§ Requirement: Every line below must be reproduced exactly. Copy them all.

++++++++++++++++++++

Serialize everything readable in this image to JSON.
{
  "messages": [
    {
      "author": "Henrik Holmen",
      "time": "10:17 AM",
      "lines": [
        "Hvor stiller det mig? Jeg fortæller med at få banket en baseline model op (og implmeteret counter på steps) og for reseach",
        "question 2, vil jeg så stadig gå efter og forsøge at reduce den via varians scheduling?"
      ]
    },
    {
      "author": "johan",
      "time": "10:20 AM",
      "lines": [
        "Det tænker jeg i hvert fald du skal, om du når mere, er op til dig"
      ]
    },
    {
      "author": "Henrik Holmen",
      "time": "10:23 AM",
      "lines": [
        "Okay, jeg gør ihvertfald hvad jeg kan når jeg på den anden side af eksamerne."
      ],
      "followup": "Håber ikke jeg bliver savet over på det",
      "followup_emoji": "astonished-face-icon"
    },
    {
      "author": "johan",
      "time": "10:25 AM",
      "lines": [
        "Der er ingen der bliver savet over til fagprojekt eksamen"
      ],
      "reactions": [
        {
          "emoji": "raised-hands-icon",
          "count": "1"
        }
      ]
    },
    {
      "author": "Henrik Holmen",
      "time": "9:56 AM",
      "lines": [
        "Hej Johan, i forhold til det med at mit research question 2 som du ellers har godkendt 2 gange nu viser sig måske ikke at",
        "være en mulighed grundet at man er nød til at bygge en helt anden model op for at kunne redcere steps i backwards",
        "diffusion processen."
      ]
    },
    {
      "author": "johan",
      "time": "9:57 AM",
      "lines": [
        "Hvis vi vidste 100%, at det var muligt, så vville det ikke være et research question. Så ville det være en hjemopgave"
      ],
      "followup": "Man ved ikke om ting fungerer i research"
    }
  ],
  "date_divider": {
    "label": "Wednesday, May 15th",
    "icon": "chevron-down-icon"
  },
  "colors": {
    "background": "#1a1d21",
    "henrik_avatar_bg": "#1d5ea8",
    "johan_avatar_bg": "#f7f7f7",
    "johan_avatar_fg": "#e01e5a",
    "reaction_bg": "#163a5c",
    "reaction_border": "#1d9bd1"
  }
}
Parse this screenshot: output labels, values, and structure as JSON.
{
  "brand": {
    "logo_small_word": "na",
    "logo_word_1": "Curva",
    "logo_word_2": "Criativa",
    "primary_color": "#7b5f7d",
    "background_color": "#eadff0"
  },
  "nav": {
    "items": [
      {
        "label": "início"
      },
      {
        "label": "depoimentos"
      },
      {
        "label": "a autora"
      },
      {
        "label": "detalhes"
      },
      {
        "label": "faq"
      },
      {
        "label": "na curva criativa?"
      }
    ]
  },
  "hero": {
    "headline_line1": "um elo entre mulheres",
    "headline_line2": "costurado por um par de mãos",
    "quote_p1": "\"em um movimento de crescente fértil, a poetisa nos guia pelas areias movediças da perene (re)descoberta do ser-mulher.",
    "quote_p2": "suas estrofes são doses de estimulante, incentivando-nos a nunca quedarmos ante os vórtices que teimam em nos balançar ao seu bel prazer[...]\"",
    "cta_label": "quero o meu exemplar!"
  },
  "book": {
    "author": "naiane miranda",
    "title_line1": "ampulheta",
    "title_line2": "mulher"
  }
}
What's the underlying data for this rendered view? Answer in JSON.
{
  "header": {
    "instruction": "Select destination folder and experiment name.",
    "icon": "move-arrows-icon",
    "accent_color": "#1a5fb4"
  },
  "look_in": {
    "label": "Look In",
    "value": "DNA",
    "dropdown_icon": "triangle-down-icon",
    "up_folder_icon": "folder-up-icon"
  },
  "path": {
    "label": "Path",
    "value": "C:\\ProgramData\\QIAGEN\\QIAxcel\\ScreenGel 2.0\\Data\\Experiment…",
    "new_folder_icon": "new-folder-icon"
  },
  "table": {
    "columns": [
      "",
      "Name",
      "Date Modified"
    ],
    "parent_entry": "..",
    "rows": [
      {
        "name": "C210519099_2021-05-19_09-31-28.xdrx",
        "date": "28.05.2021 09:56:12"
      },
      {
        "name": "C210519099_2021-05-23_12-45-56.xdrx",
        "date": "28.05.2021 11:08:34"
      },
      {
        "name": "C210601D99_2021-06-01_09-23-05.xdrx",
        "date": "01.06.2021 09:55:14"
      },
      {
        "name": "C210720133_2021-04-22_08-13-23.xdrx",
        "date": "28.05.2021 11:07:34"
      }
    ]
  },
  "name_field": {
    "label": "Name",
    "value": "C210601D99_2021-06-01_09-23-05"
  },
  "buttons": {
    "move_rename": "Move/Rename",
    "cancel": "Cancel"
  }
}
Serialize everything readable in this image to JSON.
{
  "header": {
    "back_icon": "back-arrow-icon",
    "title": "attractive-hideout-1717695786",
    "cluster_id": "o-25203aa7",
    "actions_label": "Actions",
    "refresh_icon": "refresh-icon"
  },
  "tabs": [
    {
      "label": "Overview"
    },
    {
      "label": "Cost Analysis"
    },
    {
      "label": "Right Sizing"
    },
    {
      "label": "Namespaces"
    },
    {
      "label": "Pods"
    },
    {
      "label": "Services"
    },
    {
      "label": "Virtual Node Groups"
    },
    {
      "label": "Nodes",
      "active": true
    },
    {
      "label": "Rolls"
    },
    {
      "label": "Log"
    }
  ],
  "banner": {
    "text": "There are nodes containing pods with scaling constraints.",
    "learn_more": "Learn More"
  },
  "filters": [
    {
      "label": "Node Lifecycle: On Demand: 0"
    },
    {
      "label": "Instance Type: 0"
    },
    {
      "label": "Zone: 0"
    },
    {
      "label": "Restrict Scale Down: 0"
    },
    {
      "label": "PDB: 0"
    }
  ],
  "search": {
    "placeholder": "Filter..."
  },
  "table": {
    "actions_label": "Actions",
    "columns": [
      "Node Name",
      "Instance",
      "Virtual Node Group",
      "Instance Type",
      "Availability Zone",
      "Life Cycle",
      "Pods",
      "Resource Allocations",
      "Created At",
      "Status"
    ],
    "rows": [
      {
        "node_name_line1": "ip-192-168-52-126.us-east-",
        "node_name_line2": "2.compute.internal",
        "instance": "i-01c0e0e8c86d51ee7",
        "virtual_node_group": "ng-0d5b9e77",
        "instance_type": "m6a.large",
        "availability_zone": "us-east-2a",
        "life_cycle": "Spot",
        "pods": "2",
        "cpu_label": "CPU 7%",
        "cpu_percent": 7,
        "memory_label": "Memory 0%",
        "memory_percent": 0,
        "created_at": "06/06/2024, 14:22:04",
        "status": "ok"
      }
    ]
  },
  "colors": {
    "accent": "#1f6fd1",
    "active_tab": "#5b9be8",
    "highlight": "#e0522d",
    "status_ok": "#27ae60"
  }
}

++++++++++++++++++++

§ Reply to the task:
Serialize everything readable in this image to JSON.
{
  "messages": [
    {
      "author": "Henrik Holmen",
      "time": "10:17 AM",
      "lines": [
        "Hvor stiller det mig? Jeg fortæller med at få banket en baseline model op (og implmeteret counter på steps) og for reseach",
        "question 2, vil jeg så stadig gå efter og forsøge at reduce den via varians scheduling?"
      ]
    },
    {
      "author": "johan",
      "time": "10:20 AM",
      "lines": [
        "Det tænker jeg i hvert fald du skal, om du når mere, er op til dig"
      ]
    },
    {
      "author": "Henrik Holmen",
      "time": "10:23 AM",
      "lines": [
        "Okay, jeg gør ihvertfald hvad jeg kan når jeg på den anden side af eksamerne."
      ],
      "followup": "Håber ikke jeg bliver savet over på det",
      "followup_emoji": "astonished-face-icon"
    },
    {
      "author": "johan",
      "time": "10:25 AM",
      "lines": [
        "Der er ingen der bliver savet over til fagprojekt eksamen"
      ],
      "reactions": [
        {
          "emoji": "raised-hands-icon",
          "count": "1"
        }
      ]
    },
    {
      "author": "Henrik Holmen",
      "time": "9:56 AM",
      "lines": [
        "Hej Johan, i forhold til det med at mit research question 2 som du ellers har godkendt 2 gange nu viser sig måske ikke at",
        "være en mulighed grundet at man er nød til at bygge en helt anden model op for at kunne redcere steps i backwards",
        "diffusion processen."
      ]
    },
    {
      "author": "johan",
      "time": "9:57 AM",
      "lines": [
        "Hvis vi vidste 100%, at det var muligt, så vville det ikke være et research question. Så ville det være en hjemopgave"
      ],
      "followup": "Man ved ikke om ting fungerer i research"
    }
  ],
  "date_divider": {
    "label": "Wednesday, May 15th",
    "icon": "chevron-down-icon"
  },
  "colors": {
    "background": "#1a1d21",
    "henrik_avatar_bg": "#1d5ea8",
    "johan_avatar_bg": "#f7f7f7",
    "johan_avatar_fg": "#e01e5a",
    "reaction_bg": "#163a5c",
    "reaction_border": "#1d9bd1"
  }
}
Parse this screenshot: output labels, values, and structure as JSON.
{
  "brand": {
    "logo_small_word": "na",
    "logo_word_1": "Curva",
    "logo_word_2": "Criativa",
    "primary_color": "#7b5f7d",
    "background_color": "#eadff0"
  },
  "nav": {
    "items": [
      {
        "label": "início"
      },
      {
        "label": "depoimentos"
      },
      {
        "label": "a autora"
      },
      {
        "label": "detalhes"
      },
      {
        "label": "faq"
      },
      {
        "label": "na curva criativa?"
      }
    ]
  },
  "hero": {
    "headline_line1": "um elo entre mulheres",
    "headline_line2": "costurado por um par de mãos",
    "quote_p1": "\"em um movimento de crescente fértil, a poetisa nos guia pelas areias movediças da perene (re)descoberta do ser-mulher.",
    "quote_p2": "suas estrofes são doses de estimulante, incentivando-nos a nunca quedarmos ante os vórtices que teimam em nos balançar ao seu bel prazer[...]\"",
    "cta_label": "quero o meu exemplar!"
  },
  "book": {
    "author": "naiane miranda",
    "title_line1": "ampulheta",
    "title_line2": "mulher"
  }
}
What's the underlying data for this rendered view? Answer in JSON.
{
  "header": {
    "instruction": "Select destination folder and experiment name.",
    "icon": "move-arrows-icon",
    "accent_color": "#1a5fb4"
  },
  "look_in": {
    "label": "Look In",
    "value": "DNA",
    "dropdown_icon": "triangle-down-icon",
    "up_folder_icon": "folder-up-icon"
  },
  "path": {
    "label": "Path",
    "value": "C:\\ProgramData\\QIAGEN\\QIAxcel\\ScreenGel 2.0\\Data\\Experiment…",
    "new_folder_icon": "new-folder-icon"
  },
  "table": {
    "columns": [
      "",
      "Name",
      "Date Modified"
    ],
    "parent_entry": "..",
    "rows": [
      {
        "name": "C210519099_2021-05-19_09-31-28.xdrx",
        "date": "28.05.2021 09:56:12"
      },
      {
        "name": "C210519099_2021-05-23_12-45-56.xdrx",
        "date": "28.05.2021 11:08:34"
      },
      {
        "name": "C210601D99_2021-06-01_09-23-05.xdrx",
        "date": "01.06.2021 09:55:14"
      },
      {
        "name": "C210720133_2021-04-22_08-13-23.xdrx",
        "date": "28.05.2021 11:07:34"
      }
    ]
  },
  "name_field": {
    "label": "Name",
    "value": "C210601D99_2021-06-01_09-23-05"
  },
  "buttons": {
    "move_rename": "Move/Rename",
    "cancel": "Cancel"
  }
}
Serialize everything readable in this image to JSON.
{
  "header": {
    "back_icon": "back-arrow-icon",
    "title": "attractive-hideout-1717695786",
    "cluster_id": "o-25203aa7",
    "actions_label": "Actions",
    "refresh_icon": "refresh-icon"
  },
  "tabs": [
    {
      "label": "Overview"
    },
    {
      "label": "Cost Analysis"
    },
    {
      "label": "Right Sizing"
    },
    {
      "label": "Namespaces"
    },
    {
      "label": "Pods"
    },
    {
      "label": "Services"
    },
    {
      "label": "Virtual Node Groups"
    },
    {
      "label": "Nodes",
      "active": true
    },
    {
      "label": "Rolls"
    },
    {
      "label": "Log"
    }
  ],
  "banner": {
    "text": "There are nodes containing pods with scaling constraints.",
    "learn_more": "Learn More"
  },
  "filters": [
    {
      "label": "Node Lifecycle: On Demand: 0"
    },
    {
      "label": "Instance Type: 0"
    },
    {
      "label": "Zone: 0"
    },
    {
      "label": "Restrict Scale Down: 0"
    },
    {
      "label": "PDB: 0"
    }
  ],
  "search": {
    "placeholder": "Filter..."
  },
  "table": {
    "actions_label": "Actions",
    "columns": [
      "Node Name",
      "Instance",
      "Virtual Node Group",
      "Instance Type",
      "Availability Zone",
      "Life Cycle",
      "Pods",
      "Resource Allocations",
      "Created At",
      "Status"
    ],
    "rows": [
      {
        "node_name_line1": "ip-192-168-52-126.us-east-",
        "node_name_line2": "2.compute.internal",
        "instance": "i-01c0e0e8c86d51ee7",
        "virtual_node_group": "ng-0d5b9e77",
        "instance_type": "m6a.large",
        "availability_zone": "us-east-2a",
        "life_cycle": "Spot",
        "pods": "2",
        "cpu_label": "CPU 7%",
        "cpu_percent": 7,
        "memory_label": "Memory 0%",
        "memory_percent": 0,
        "created_at": "06/06/2024, 14:22:04",
        "status": "ok"
      }
    ]
  },
  "colors": {
    "accent": "#1f6fd1",
    "active_tab": "#5b9be8",
    "highlight": "#e0522d",
    "status_ok": "#27ae60"
  }
}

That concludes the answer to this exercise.